So far, we’ve got a high-end 13″ Windows 10 laptop packed into as small and light a body as possible, and coming in a gorgeous colorway. What’s the downside? We spotted a couple.

Next page: What we don’t like

One way Dell makes the XPS 13 so small is by making the bezels around the display as thin as possible. That’s fine by us, up to the point where the pursuit of thin and light starts to affect the quality of the experience. What we’re saying is they put the webcam below the display again. Again. Dell has a unique tendency to do this, and we’ve never been fans. It’s an awkward placement that puts your face at a weird angle — something that is not preferable if you’re doing any video chatting or streaming. The ultra-thin top bezel just isn’t worth it.

Our other gripe is one we all kinda have to come to grips with. The 12″ MacBook started the forced march to USB Type-C — the smaller, reversible connector you see now in most new Android phones and on PCs and Macs. If you’ve got a camera that came with a larger Type-A connector, you need an adapter to keep using it with an all-Type-C laptop. The XPS 13 has fully made the move to USB Type-C this year — it has three Type-C ports (one a super-fast Thunderbolt port) and no Type-A ports at all. Type-C is going to be the industry standard for the foreseeable future, so while it’s an inconvenience in the present, it’s one we’ll have to deal with sooner or later.

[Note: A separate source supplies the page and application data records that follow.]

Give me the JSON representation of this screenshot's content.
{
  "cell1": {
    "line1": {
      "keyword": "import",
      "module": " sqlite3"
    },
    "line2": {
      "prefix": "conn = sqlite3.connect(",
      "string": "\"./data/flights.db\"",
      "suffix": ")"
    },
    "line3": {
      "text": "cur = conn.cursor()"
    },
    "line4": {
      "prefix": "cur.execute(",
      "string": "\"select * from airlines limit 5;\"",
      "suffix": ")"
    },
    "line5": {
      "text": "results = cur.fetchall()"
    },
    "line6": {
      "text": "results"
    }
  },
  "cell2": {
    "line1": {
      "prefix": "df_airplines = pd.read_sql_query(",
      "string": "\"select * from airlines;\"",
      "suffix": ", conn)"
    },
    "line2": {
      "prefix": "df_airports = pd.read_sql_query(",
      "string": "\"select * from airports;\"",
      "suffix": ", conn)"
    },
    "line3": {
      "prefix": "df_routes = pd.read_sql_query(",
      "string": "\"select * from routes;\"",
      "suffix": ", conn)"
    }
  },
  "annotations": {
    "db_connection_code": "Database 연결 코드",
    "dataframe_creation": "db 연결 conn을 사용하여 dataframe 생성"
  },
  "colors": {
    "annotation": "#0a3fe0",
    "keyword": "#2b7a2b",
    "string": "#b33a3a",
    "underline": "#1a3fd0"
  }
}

Much more annoying for photographers is that the XPS 13 will have a microSD card slot instead of a full-sized SD card slot. That’s not ideal if you’ve invested in one of the faster full-sized SD cards made for recording 4K video, but for everyone else it’s not too big of a deal.

Next page: The tech

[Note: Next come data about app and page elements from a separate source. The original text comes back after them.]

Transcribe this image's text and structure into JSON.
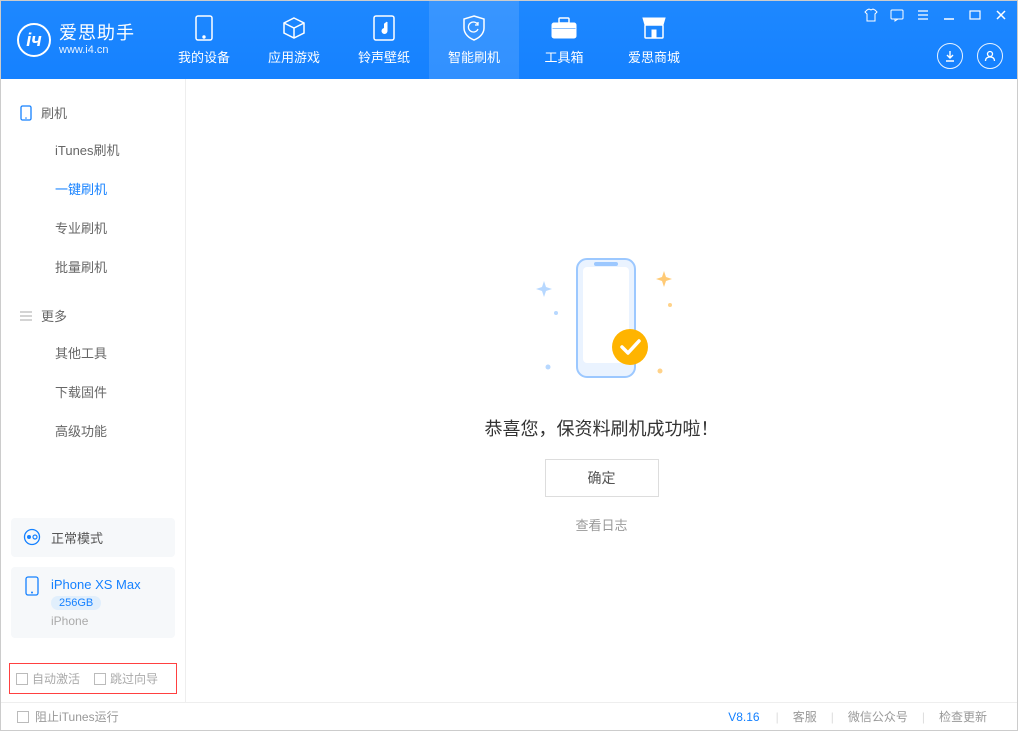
{
  "header": {
    "app_name": "爱思助手",
    "app_url": "www.i4.cn",
    "nav": [
      {
        "label": "我的设备"
      },
      {
        "label": "应用游戏"
      },
      {
        "label": "铃声壁纸"
      },
      {
        "label": "智能刷机"
      },
      {
        "label": "工具箱"
      },
      {
        "label": "爱思商城"
      }
    ]
  },
  "sidebar": {
    "section1_title": "刷机",
    "section1_items": [
      {
        "label": "iTunes刷机"
      },
      {
        "label": "一键刷机"
      },
      {
        "label": "专业刷机"
      },
      {
        "label": "批量刷机"
      }
    ],
    "section2_title": "更多",
    "section2_items": [
      {
        "label": "其他工具"
      },
      {
        "label": "下载固件"
      },
      {
        "label": "高级功能"
      }
    ],
    "mode_label": "正常模式",
    "device": {
      "name": "iPhone XS Max",
      "storage": "256GB",
      "type": "iPhone"
    },
    "checkbox1": "自动激活",
    "checkbox2": "跳过向导"
  },
  "main": {
    "success_text": "恭喜您，保资料刷机成功啦！",
    "ok_button": "确定",
    "view_log": "查看日志"
  },
  "footer": {
    "block_itunes": "阻止iTunes运行",
    "version": "V8.16",
    "link1": "客服",
    "link2": "微信公众号",
    "link3": "检查更新"
  }
}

The XPS 13 has for years been Dell’s high-end consumer laptop. They have more powerful laptops for professionals, but for the everyday consumer who wants high-end performance, the XPS 13 is where it’s at. Unsurprisingly, that means it has Intel’s latest 8th generation CPUs, which for laptops now have four cores (better for multitasking!). Granted, Intel’s latest and greatest might be less great because of the recently discovered Meltdown vulnerability, but until we start seeing more high-end laptops with AMD chips, this is still as good as it gets. You can get up to 16 GB of RAM and up to a 1 TB PCIe SSD for storage, and Dell says the 52 Whr battery should provide 20 hours of battery life if you get the 1080p display and 11 hours if you get the 4K display.

Speaking of which! Dell has had some great displays on past models of the XPS 13, and we don’t expect these to be any different. But, with displays really improving a lot these days, it’s worth mentioning that neither the 4K nor the 1080p option has HDR compatibility. However, we’re not expecting that on many laptops in general — HDR needs a brightness of at least 1,000 nits to really take advantage of the enhanced color contrast, and 1,000 nits of brightness on a laptop would kill the battery crazy fast and would probably constitute criminal assault on your eyes at laptop distance. We’re sure gaming laptops that don’t care about battery life will use it, but for everyday laptops, I wouldn’t expect it.

On the audio side, Dell is using dual 1-watt stereo speakers tuned with Waves MaxxAudio, their usual audio partner. That pairing usually turns out well enough, although we wouldn’t expect anything mindblowing like the audio we got from the Dolby-Huawei collaboration on the MateBook X.

One last thing worth noting — while we’re slowly starting to see a move to Bluetooth 5.0, the Dell XPS 13 still uses 4.1. Bluetooth 5.0 adds better battery efficiency and the ability to stream Bluetooth audio to multiple products. Ultimately, that’s a lot more important for phones and Bluetooth speakers, so it’s no big deal if we don’t see it on laptops this year.